> **TO DO**
What you return must match the listing below exactly.

> **RECORDS TO PROCESS**
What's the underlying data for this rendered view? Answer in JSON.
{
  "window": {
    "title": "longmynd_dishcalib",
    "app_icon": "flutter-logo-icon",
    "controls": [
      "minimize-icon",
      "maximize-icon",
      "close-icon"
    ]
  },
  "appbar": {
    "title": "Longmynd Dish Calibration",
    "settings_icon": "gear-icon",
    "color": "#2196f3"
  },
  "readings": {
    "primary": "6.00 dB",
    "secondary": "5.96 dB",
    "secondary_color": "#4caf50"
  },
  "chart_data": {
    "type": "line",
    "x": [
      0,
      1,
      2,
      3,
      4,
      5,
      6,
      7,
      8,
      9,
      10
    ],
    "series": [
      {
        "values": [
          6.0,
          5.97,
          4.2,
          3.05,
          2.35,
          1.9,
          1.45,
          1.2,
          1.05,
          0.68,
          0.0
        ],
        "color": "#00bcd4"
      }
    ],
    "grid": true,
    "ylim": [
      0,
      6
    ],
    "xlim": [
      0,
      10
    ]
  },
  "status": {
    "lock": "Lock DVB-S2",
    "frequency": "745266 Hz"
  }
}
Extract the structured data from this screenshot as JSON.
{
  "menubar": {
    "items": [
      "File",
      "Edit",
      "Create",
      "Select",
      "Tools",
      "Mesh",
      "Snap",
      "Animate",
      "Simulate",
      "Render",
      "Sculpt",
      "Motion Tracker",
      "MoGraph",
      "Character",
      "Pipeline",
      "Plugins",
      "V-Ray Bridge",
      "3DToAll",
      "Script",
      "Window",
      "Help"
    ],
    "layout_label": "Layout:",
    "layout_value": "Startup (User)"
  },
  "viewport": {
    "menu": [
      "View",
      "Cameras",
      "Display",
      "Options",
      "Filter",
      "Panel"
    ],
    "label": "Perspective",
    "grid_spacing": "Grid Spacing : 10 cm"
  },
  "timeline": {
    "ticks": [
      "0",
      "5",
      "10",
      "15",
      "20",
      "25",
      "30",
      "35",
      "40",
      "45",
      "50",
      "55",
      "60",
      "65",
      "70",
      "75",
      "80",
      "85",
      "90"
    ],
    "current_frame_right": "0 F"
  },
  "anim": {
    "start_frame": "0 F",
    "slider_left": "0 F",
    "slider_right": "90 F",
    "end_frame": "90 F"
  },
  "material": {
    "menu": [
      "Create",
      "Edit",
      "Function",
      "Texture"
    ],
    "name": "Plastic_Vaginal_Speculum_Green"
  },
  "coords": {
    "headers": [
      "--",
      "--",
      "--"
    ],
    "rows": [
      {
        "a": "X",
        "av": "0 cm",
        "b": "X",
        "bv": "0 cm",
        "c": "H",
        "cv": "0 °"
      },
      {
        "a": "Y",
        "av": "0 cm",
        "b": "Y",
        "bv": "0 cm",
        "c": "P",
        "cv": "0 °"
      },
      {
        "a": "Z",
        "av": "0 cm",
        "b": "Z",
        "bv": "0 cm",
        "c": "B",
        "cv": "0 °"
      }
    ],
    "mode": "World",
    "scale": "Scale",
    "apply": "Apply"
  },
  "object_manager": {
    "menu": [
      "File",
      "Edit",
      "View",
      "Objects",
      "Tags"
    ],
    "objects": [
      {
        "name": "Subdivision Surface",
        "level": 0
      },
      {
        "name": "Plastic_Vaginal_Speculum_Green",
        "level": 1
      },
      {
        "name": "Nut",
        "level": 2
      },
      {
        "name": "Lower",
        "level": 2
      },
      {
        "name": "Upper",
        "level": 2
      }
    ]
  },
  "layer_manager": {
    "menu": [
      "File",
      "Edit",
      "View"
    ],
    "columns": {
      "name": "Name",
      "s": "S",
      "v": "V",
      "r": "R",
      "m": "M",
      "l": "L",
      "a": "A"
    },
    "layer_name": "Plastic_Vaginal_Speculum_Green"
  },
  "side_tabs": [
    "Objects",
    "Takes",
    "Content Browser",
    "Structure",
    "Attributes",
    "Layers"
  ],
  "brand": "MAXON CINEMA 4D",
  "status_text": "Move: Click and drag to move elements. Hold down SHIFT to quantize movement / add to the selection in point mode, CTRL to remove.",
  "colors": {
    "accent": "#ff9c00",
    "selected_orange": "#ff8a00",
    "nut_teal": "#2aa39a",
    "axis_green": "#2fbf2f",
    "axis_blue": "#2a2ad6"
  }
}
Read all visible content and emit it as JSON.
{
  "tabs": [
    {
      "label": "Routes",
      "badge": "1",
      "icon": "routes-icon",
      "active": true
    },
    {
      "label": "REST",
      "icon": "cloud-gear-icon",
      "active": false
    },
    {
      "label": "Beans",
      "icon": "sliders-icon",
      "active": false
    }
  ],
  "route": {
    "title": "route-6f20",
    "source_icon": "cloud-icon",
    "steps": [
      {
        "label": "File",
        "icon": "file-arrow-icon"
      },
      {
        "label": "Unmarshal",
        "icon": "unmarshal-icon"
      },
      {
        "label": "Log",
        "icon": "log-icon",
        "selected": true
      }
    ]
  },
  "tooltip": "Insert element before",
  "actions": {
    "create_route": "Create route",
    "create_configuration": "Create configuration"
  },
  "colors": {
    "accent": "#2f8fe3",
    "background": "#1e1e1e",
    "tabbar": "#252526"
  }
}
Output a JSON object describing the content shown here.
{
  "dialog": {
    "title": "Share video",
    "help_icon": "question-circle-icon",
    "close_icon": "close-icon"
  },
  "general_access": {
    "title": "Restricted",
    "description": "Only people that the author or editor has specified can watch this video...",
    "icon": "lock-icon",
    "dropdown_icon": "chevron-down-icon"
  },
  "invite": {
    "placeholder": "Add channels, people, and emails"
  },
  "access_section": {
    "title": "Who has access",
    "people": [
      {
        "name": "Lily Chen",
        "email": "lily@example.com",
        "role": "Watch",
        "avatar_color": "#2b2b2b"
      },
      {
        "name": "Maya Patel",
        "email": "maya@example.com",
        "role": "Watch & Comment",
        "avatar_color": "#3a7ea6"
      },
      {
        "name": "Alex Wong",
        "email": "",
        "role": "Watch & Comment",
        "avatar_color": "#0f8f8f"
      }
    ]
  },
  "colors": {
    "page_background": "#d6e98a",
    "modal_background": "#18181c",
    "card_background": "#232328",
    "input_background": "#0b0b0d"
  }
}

> **ANSWER FOR THIS EXERCISE**
What's the underlying data for this rendered view? Answer in JSON.
{
  "window": {
    "title": "longmynd_dishcalib",
    "app_icon": "flutter-logo-icon",
    "controls": [
      "minimize-icon",
      "maximize-icon",
      "close-icon"
    ]
  },
  "appbar": {
    "title": "Longmynd Dish Calibration",
    "settings_icon": "gear-icon",
    "color": "#2196f3"
  },
  "readings": {
    "primary": "6.00 dB",
    "secondary": "5.96 dB",
    "secondary_color": "#4caf50"
  },
  "chart_data": {
    "type": "line",
    "x": [
      0,
      1,
      2,
      3,
      4,
      5,
      6,
      7,
      8,
      9,
      10
    ],
    "series": [
      {
        "values": [
          6.0,
          5.97,
          4.2,
          3.05,
          2.35,
          1.9,
          1.45,
          1.2,
          1.05,
          0.68,
          0.0
        ],
        "color": "#00bcd4"
      }
    ],
    "grid": true,
    "ylim": [
      0,
      6
    ],
    "xlim": [
      0,
      10
    ]
  },
  "status": {
    "lock": "Lock DVB-S2",
    "frequency": "745266 Hz"
  }
}
Extract the structured data from this screenshot as JSON.
{
  "menubar": {
    "items": [
      "File",
      "Edit",
      "Create",
      "Select",
      "Tools",
      "Mesh",
      "Snap",
      "Animate",
      "Simulate",
      "Render",
      "Sculpt",
      "Motion Tracker",
      "MoGraph",
      "Character",
      "Pipeline",
      "Plugins",
      "V-Ray Bridge",
      "3DToAll",
      "Script",
      "Window",
      "Help"
    ],
    "layout_label": "Layout:",
    "layout_value": "Startup (User)"
  },
  "viewport": {
    "menu": [
      "View",
      "Cameras",
      "Display",
      "Options",
      "Filter",
      "Panel"
    ],
    "label": "Perspective",
    "grid_spacing": "Grid Spacing : 10 cm"
  },
  "timeline": {
    "ticks": [
      "0",
      "5",
      "10",
      "15",
      "20",
      "25",
      "30",
      "35",
      "40",
      "45",
      "50",
      "55",
      "60",
      "65",
      "70",
      "75",
      "80",
      "85",
      "90"
    ],
    "current_frame_right": "0 F"
  },
  "anim": {
    "start_frame": "0 F",
    "slider_left": "0 F",
    "slider_right": "90 F",
    "end_frame": "90 F"
  },
  "material": {
    "menu": [
      "Create",
      "Edit",
      "Function",
      "Texture"
    ],
    "name": "Plastic_Vaginal_Speculum_Green"
  },
  "coords": {
    "headers": [
      "--",
      "--",
      "--"
    ],
    "rows": [
      {
        "a": "X",
        "av": "0 cm",
        "b": "X",
        "bv": "0 cm",
        "c": "H",
        "cv": "0 °"
      },
      {
        "a": "Y",
        "av": "0 cm",
        "b": "Y",
        "bv": "0 cm",
        "c": "P",
        "cv": "0 °"
      },
      {
        "a": "Z",
        "av": "0 cm",
        "b": "Z",
        "bv": "0 cm",
        "c": "B",
        "cv": "0 °"
      }
    ],
    "mode": "World",
    "scale": "Scale",
    "apply": "Apply"
  },
  "object_manager": {
    "menu": [
      "File",
      "Edit",
      "View",
      "Objects",
      "Tags"
    ],
    "objects": [
      {
        "name": "Subdivision Surface",
        "level": 0
      },
      {
        "name": "Plastic_Vaginal_Speculum_Green",
        "level": 1
      },
      {
        "name": "Nut",
        "level": 2
      },
      {
        "name": "Lower",
        "level": 2
      },
      {
        "name": "Upper",
        "level": 2
      }
    ]
  },
  "layer_manager": {
    "menu": [
      "File",
      "Edit",
      "View"
    ],
    "columns": {
      "name": "Name",
      "s": "S",
      "v": "V",
      "r": "R",
      "m": "M",
      "l": "L",
      "a": "A"
    },
    "layer_name": "Plastic_Vaginal_Speculum_Green"
  },
  "side_tabs": [
    "Objects",
    "Takes",
    "Content Browser",
    "Structure",
    "Attributes",
    "Layers"
  ],
  "brand": "MAXON CINEMA 4D",
  "status_text": "Move: Click and drag to move elements. Hold down SHIFT to quantize movement / add to the selection in point mode, CTRL to remove.",
  "colors": {
    "accent": "#ff9c00",
    "selected_orange": "#ff8a00",
    "nut_teal": "#2aa39a",
    "axis_green": "#2fbf2f",
    "axis_blue": "#2a2ad6"
  }
}
Read all visible content and emit it as JSON.
{
  "tabs": [
    {
      "label": "Routes",
      "badge": "1",
      "icon": "routes-icon",
      "active": true
    },
    {
      "label": "REST",
      "icon": "cloud-gear-icon",
      "active": false
    },
    {
      "label": "Beans",
      "icon": "sliders-icon",
      "active": false
    }
  ],
  "route": {
    "title": "route-6f20",
    "source_icon": "cloud-icon",
    "steps": [
      {
        "label": "File",
        "icon": "file-arrow-icon"
      },
      {
        "label": "Unmarshal",
        "icon": "unmarshal-icon"
      },
      {
        "label": "Log",
        "icon": "log-icon",
        "selected": true
      }
    ]
  },
  "tooltip": "Insert element before",
  "actions": {
    "create_route": "Create route",
    "create_configuration": "Create configuration"
  },
  "colors": {
    "accent": "#2f8fe3",
    "background": "#1e1e1e",
    "tabbar": "#252526"
  }
}
Output a JSON object describing the content shown here.
{
  "dialog": {
    "title": "Share video",
    "help_icon": "question-circle-icon",
    "close_icon": "close-icon"
  },
  "general_access": {
    "title": "Restricted",
    "description": "Only people that the author or editor has specified can watch this video...",
    "icon": "lock-icon",
    "dropdown_icon": "chevron-down-icon"
  },
  "invite": {
    "placeholder": "Add channels, people, and emails"
  },
  "access_section": {
    "title": "Who has access",
    "people": [
      {
        "name": "Lily Chen",
        "email": "lily@example.com",
        "role": "Watch",
        "avatar_color": "#2b2b2b"
      },
      {
        "name": "Maya Patel",
        "email": "maya@example.com",
        "role": "Watch & Comment",
        "avatar_color": "#3a7ea6"
      },
      {
        "name": "Alex Wong",
        "email": "",
        "role": "Watch & Comment",
        "avatar_color": "#0f8f8f"
      }
    ]
  },
  "colors": {
    "page_background": "#d6e98a",
    "modal_background": "#18181c",
    "card_background": "#232328",
    "input_background": "#0b0b0d"
  }
}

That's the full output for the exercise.